Excerpts from an interface dataset:
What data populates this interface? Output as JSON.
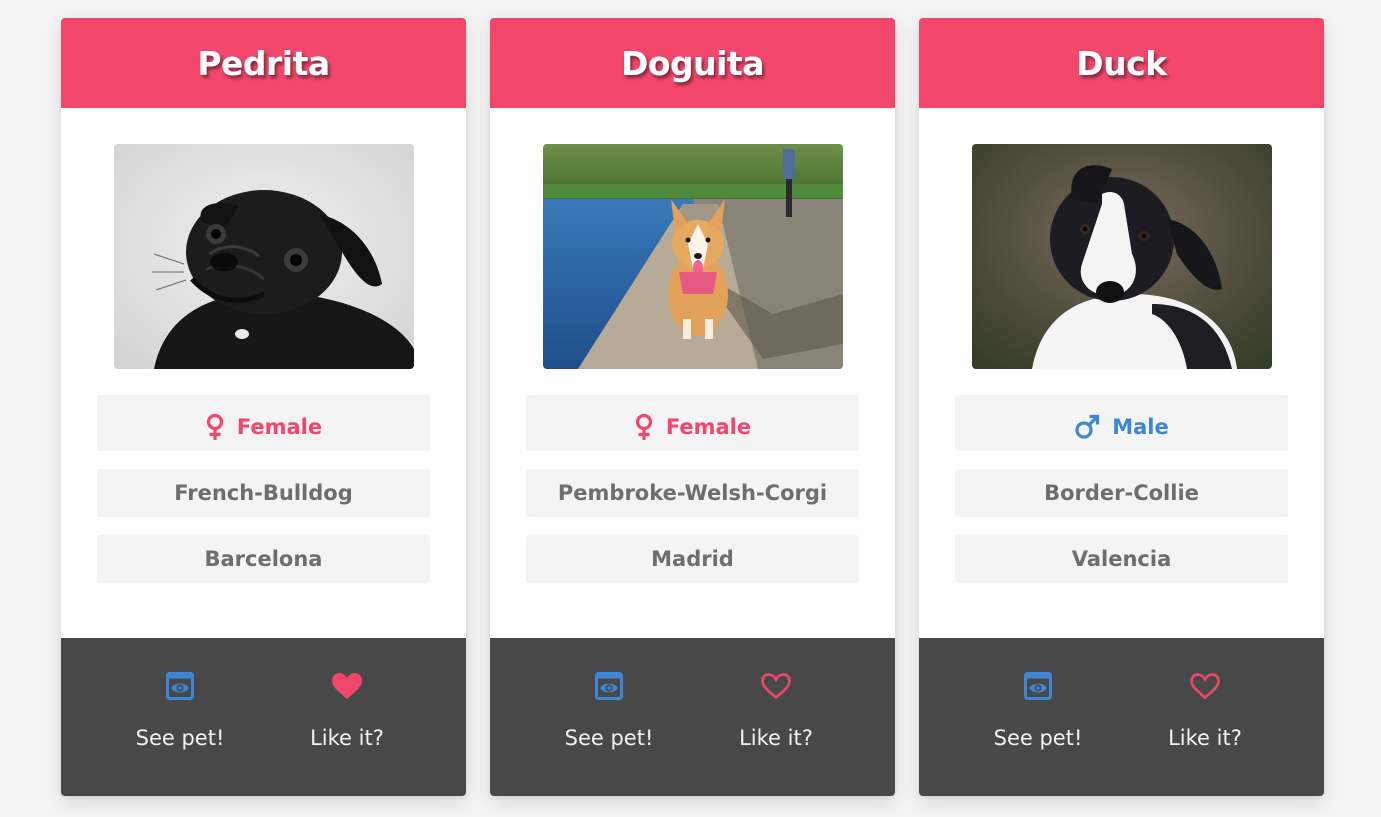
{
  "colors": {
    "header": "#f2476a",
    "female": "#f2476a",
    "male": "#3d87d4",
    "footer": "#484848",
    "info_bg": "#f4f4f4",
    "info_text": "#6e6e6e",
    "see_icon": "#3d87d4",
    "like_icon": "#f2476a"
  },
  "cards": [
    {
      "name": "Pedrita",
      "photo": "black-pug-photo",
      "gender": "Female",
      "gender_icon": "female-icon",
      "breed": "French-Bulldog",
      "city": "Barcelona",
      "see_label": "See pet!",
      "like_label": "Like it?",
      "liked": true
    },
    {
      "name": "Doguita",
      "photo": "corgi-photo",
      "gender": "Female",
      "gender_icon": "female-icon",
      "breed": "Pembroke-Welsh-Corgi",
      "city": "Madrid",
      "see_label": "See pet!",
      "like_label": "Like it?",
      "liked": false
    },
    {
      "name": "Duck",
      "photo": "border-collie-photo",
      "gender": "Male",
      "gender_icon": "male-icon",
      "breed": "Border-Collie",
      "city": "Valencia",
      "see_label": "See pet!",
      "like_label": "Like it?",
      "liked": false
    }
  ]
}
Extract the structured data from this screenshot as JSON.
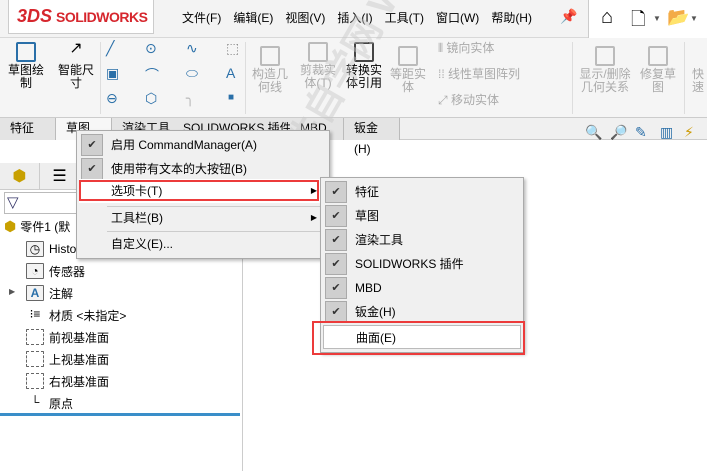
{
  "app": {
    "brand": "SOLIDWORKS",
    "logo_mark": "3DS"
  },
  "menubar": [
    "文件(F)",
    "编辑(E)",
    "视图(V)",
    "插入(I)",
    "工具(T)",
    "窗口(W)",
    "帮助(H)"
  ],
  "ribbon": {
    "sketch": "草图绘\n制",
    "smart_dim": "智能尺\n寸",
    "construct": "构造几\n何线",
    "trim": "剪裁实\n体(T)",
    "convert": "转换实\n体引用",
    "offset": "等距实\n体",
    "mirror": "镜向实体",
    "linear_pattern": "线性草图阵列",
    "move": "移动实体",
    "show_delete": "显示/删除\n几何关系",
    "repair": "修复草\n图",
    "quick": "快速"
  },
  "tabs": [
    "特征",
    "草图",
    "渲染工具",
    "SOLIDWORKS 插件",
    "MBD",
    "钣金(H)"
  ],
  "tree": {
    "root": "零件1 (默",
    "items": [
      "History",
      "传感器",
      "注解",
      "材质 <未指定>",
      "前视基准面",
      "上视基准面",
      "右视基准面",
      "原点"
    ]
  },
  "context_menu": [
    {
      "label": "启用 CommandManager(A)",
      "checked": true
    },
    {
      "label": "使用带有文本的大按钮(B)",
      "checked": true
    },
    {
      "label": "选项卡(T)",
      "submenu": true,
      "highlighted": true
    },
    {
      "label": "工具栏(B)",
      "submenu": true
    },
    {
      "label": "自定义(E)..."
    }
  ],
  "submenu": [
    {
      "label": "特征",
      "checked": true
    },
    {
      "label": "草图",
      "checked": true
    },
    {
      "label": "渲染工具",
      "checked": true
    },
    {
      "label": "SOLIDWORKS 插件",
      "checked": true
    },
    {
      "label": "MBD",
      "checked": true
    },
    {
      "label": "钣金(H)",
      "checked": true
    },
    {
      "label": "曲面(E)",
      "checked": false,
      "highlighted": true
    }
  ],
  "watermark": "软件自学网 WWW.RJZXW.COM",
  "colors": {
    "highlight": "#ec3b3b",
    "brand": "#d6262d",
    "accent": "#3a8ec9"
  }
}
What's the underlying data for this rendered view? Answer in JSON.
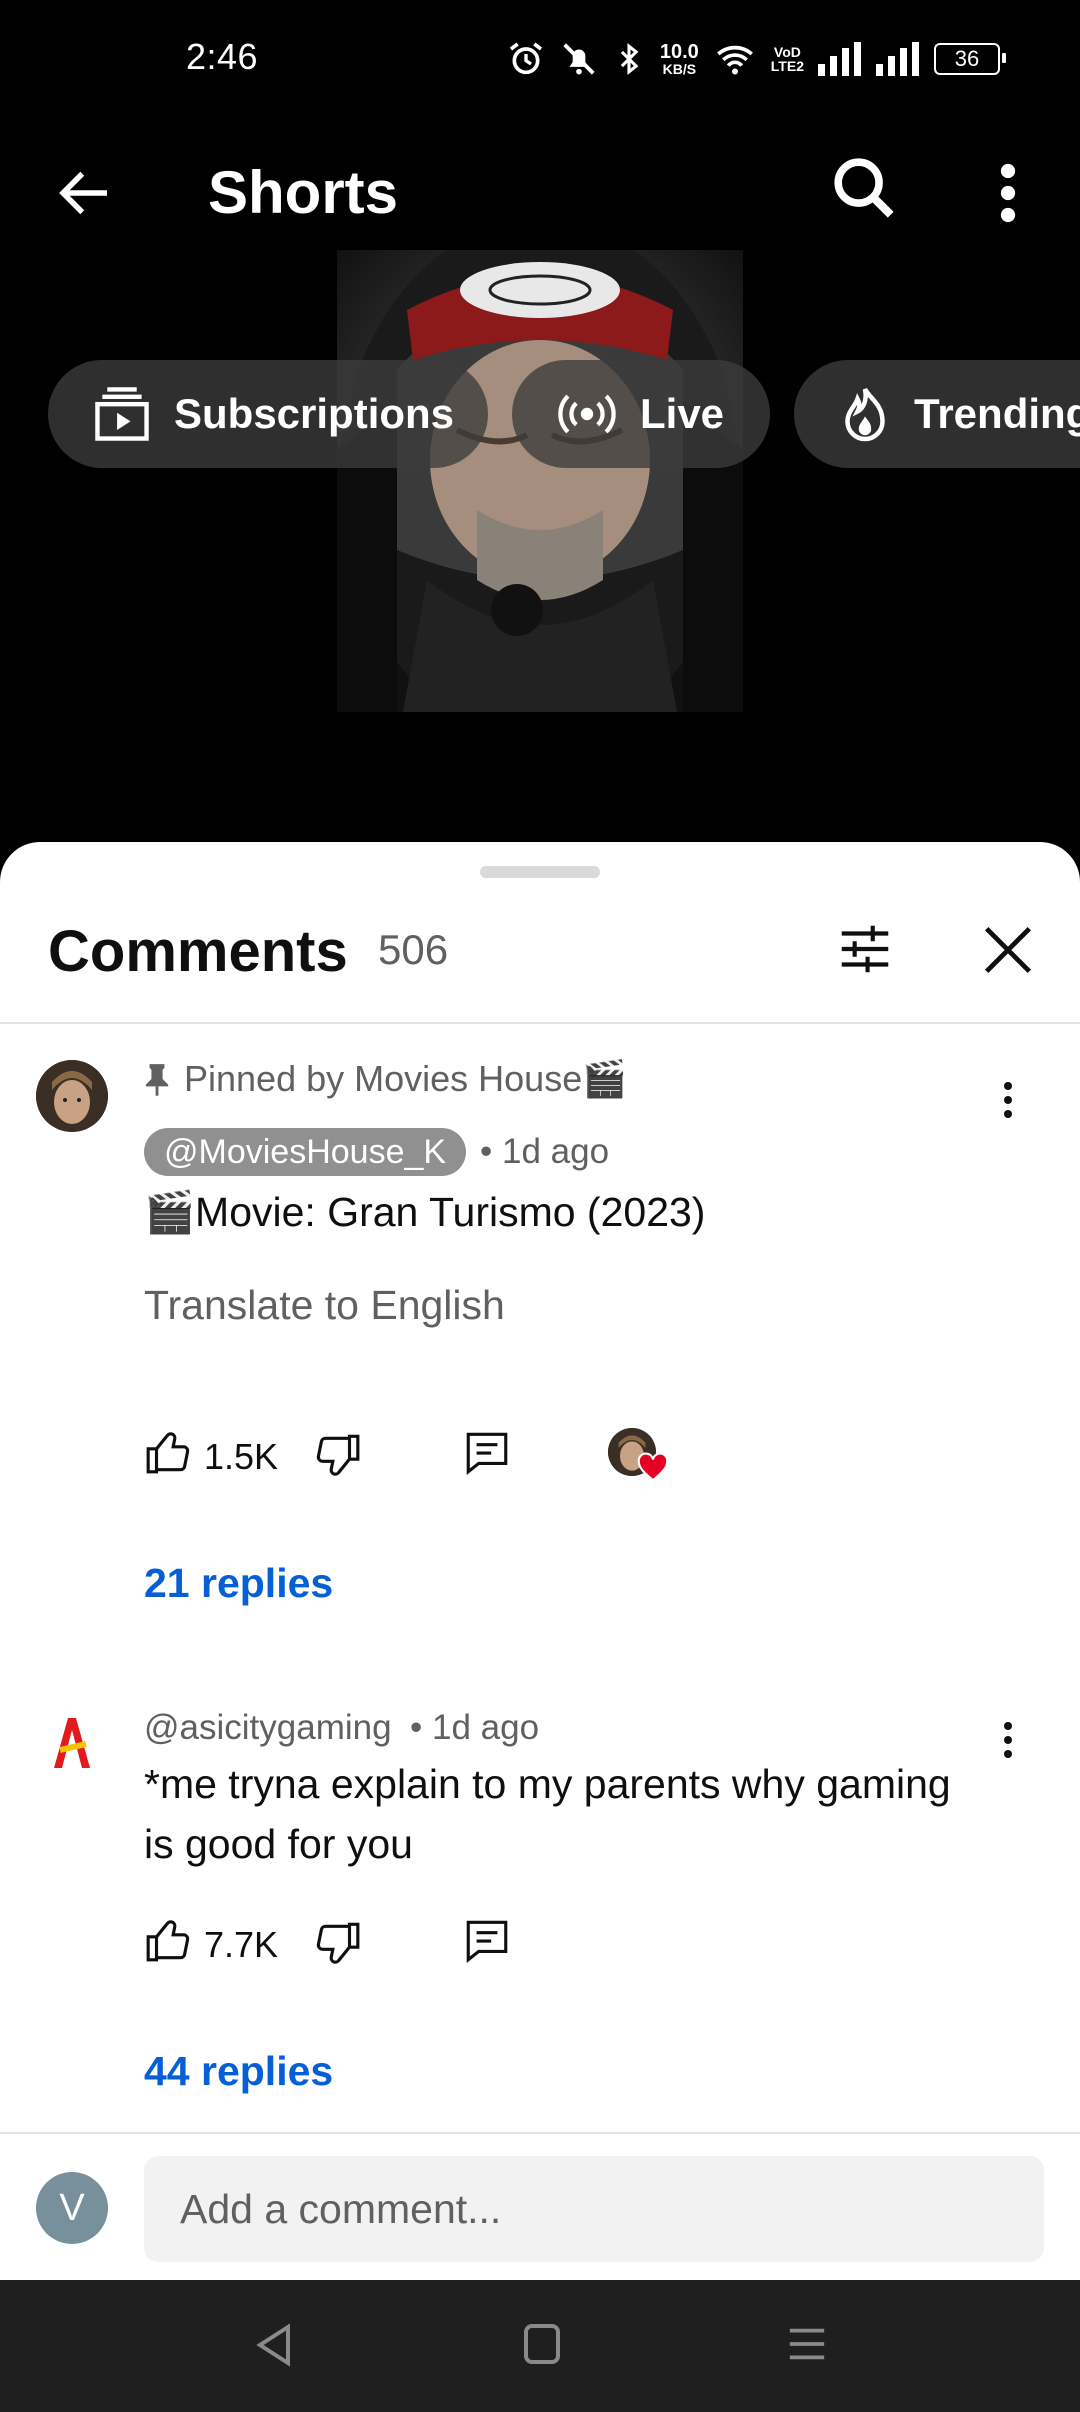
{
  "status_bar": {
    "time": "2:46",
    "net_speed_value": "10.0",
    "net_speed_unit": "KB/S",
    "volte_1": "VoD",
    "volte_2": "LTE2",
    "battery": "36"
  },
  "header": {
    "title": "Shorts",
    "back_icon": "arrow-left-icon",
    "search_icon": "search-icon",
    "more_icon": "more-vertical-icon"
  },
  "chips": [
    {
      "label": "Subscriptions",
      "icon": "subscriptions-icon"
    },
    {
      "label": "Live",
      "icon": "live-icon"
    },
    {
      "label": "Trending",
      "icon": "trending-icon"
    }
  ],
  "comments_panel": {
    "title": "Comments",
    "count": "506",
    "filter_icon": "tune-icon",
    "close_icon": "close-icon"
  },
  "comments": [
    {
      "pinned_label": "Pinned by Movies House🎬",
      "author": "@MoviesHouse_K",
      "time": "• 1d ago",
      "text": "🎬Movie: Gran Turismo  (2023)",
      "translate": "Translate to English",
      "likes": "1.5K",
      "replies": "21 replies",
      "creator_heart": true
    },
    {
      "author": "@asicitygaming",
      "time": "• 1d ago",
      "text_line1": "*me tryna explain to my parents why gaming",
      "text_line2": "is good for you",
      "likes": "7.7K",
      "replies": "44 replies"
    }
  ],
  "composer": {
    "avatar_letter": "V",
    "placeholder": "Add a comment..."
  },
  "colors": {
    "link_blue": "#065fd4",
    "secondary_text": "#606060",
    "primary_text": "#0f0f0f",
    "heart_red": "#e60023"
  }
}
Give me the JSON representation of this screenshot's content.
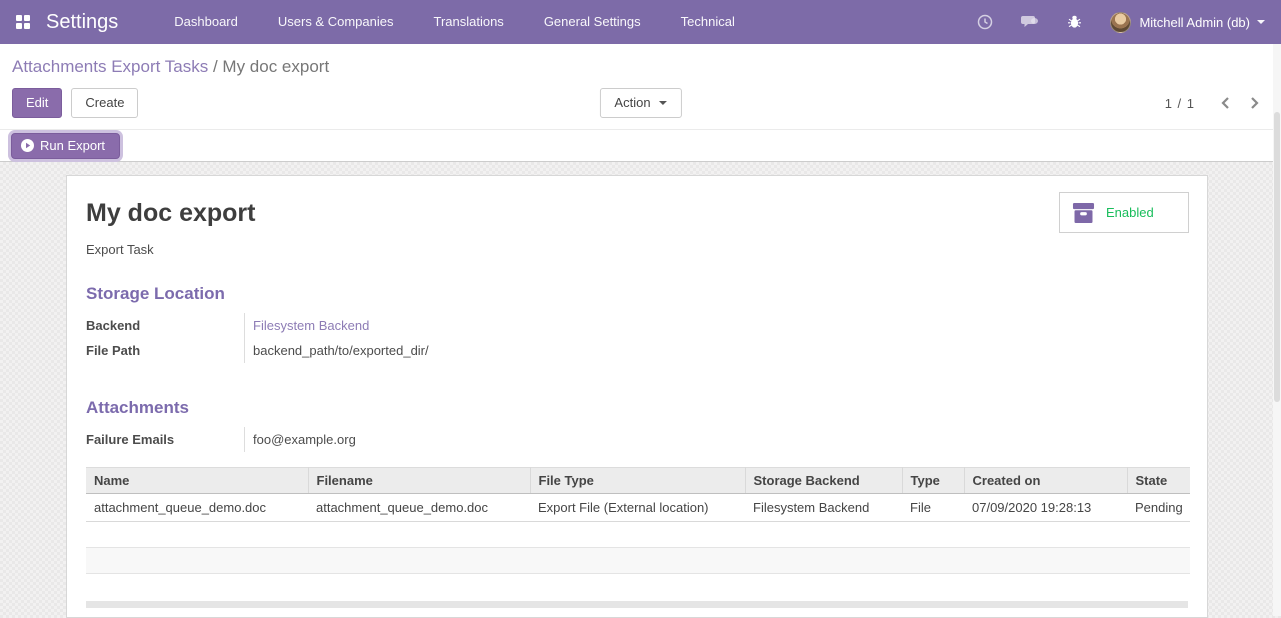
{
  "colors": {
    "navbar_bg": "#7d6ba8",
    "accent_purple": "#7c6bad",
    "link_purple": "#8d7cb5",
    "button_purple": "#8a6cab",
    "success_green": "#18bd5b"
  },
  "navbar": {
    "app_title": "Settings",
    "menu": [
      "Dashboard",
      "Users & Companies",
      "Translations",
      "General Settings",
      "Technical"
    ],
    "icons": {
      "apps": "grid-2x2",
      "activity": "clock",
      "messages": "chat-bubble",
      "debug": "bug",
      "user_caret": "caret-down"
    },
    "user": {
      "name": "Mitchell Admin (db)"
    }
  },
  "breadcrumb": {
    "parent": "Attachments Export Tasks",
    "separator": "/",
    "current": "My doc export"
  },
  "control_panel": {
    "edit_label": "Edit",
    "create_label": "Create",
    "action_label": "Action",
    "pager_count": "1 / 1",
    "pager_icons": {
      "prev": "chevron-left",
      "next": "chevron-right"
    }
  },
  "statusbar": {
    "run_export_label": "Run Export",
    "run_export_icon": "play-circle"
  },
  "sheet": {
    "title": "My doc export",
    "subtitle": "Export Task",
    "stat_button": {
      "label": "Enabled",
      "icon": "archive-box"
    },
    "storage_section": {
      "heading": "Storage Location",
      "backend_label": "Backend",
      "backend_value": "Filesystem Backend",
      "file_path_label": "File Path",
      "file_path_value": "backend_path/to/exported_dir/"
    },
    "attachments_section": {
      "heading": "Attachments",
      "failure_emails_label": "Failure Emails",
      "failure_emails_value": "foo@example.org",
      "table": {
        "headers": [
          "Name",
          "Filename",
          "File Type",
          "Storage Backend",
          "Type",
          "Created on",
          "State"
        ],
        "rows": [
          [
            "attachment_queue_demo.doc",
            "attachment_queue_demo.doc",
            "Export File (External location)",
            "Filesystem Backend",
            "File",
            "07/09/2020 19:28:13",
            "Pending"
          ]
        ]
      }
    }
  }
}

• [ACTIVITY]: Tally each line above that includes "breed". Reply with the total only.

• [OUTPUT OF THE EXERCISE]: 3